Scandinavian airlines plan biofuel future after successful flights

11 Nov 2014

The Scandinavian airlines SAS and Norwegian Air plan to have their entire passenger fleets using biofuel following the successful flight of two passenger aircraft today.

Both airlines’ aircraft were using a synthetic fuel that aims to reduce the amount of carbon emissions that come from commercial passenger flights.

Both the SAS flight from Trondheim, Norway, and the Norwegian Air flight from Oslo used a fuel known as JET A-1 which, by jet fuel’s standard, is considerably cleaner with a blend of 48pc biofuel, derived from cooking oil, and 52pc traditional jet paraffin.

Both airlines envisage this biofuel to be used in all its aircraft by next year, with the biofuel portion of the fuel deriving from renewable biomass harvested from Norway’s vast forests.
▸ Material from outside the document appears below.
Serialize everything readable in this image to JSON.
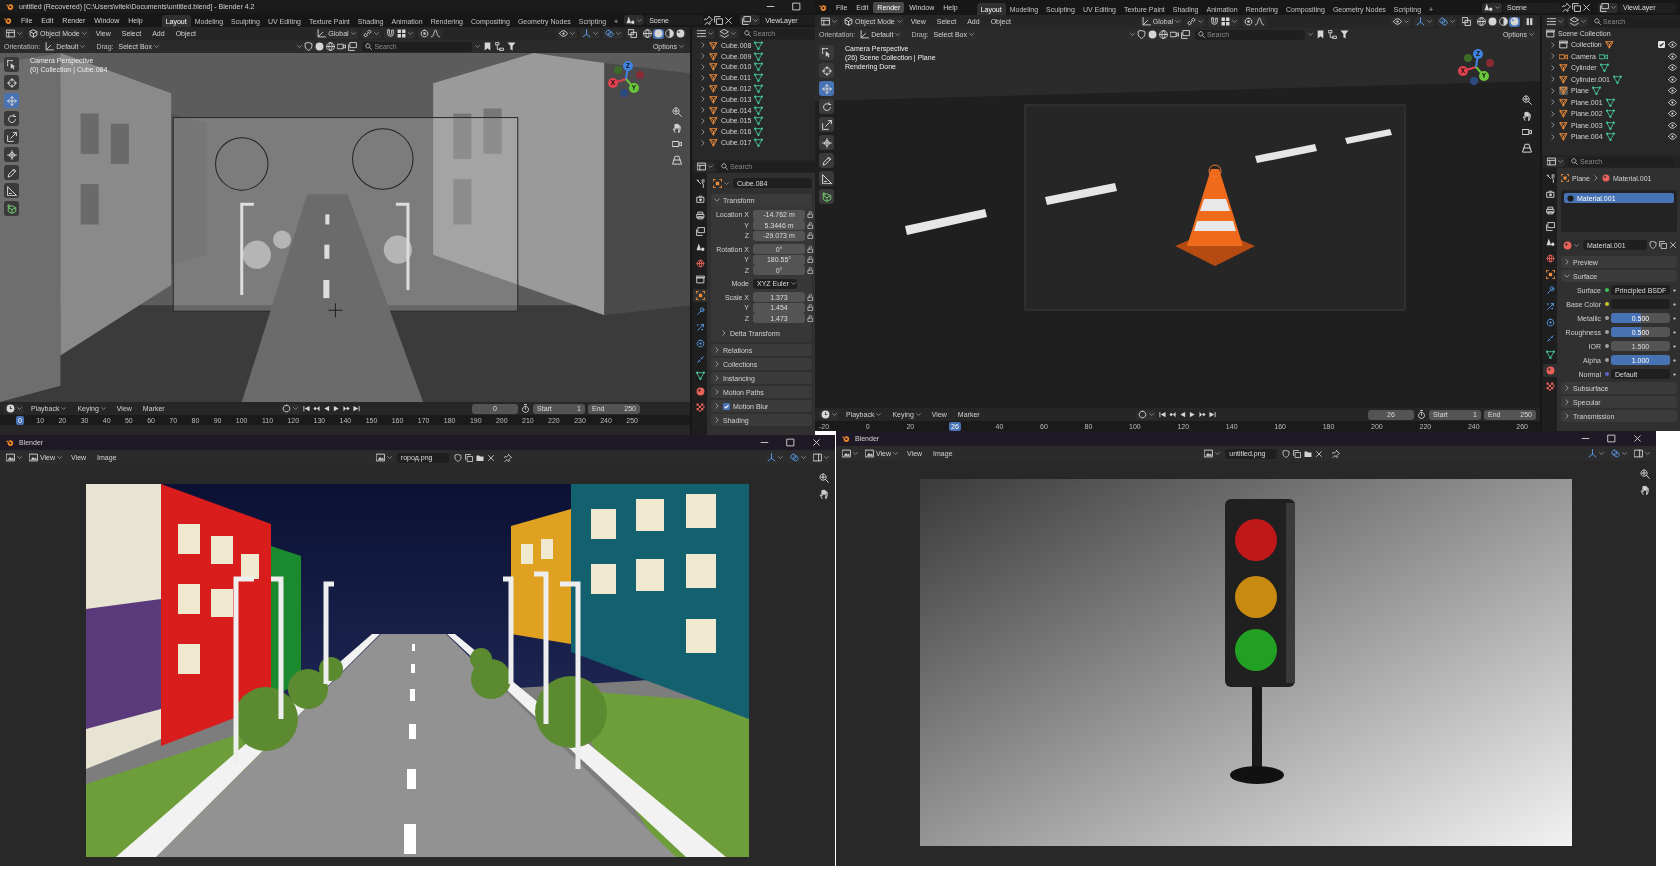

In a statement issued by SAS (in Norwegian), the company said it was only right it committed to a cleaner source of fuel, given the obvious demand for cleaner air travel worldwide.

Speaking after the first successful non-commercial test last Friday, SAS CEO Rickard Gustafson, said, “Even though we in SAS have reduced our total CO2 emissions by a full 13pc since 2005, biofuel will enable us to reduce those harmful emissions a great deal more as we are heading for a more sustainable aviation industry. The next step will be to create the conditions that allow this progress to be realised on a large scale in Scandinavia.”
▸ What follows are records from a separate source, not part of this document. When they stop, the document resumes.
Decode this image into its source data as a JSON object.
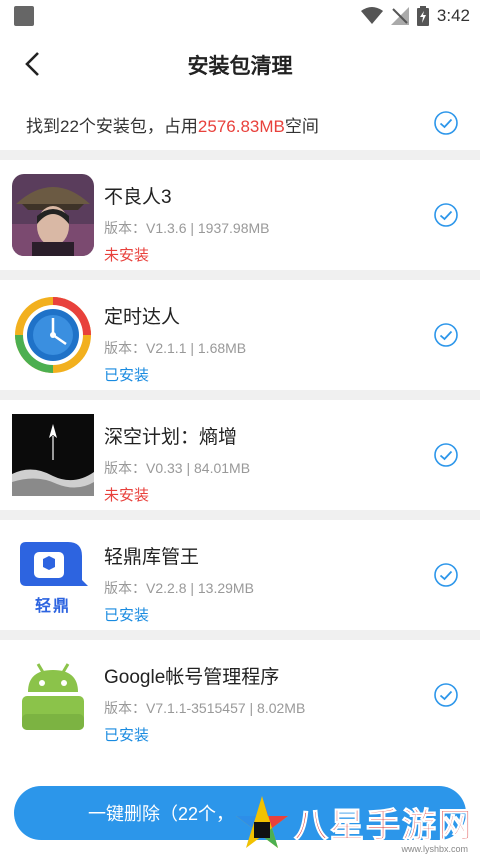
{
  "status_bar": {
    "time": "3:42"
  },
  "header": {
    "title": "安装包清理"
  },
  "summary": {
    "prefix": "找到22个安装包，占用",
    "size": "2576.83MB",
    "suffix": "空间"
  },
  "colors": {
    "accent": "#2c96ea",
    "danger": "#e8413c",
    "installed": "#1a8be0"
  },
  "items": [
    {
      "name": "不良人3",
      "meta": "版本：V1.3.6 | 1937.98MB",
      "status": "未安装",
      "icon": "game-character-icon"
    },
    {
      "name": "定时达人",
      "meta": "版本：V2.1.1 | 1.68MB",
      "status": "已安装",
      "icon": "clock-icon"
    },
    {
      "name": "深空计划：熵增",
      "meta": "版本：V0.33 | 84.01MB",
      "status": "未安装",
      "icon": "rocket-icon"
    },
    {
      "name": "轻鼎库管王",
      "meta": "版本：V2.2.8 | 13.29MB",
      "status": "已安装",
      "icon": "box-icon",
      "icon_label": "轻鼎"
    },
    {
      "name": "Google帐号管理程序",
      "meta": "版本：V7.1.1-3515457 | 8.02MB",
      "status": "已安装",
      "icon": "android-icon"
    }
  ],
  "bottom": {
    "delete_label": "一键删除（22个，"
  },
  "watermark": {
    "text": "八星手游网",
    "url": "www.lyshbx.com"
  }
}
SAS aircraft image via Shutterstock

Colm Gorey was a senior journalist with Silicon Republic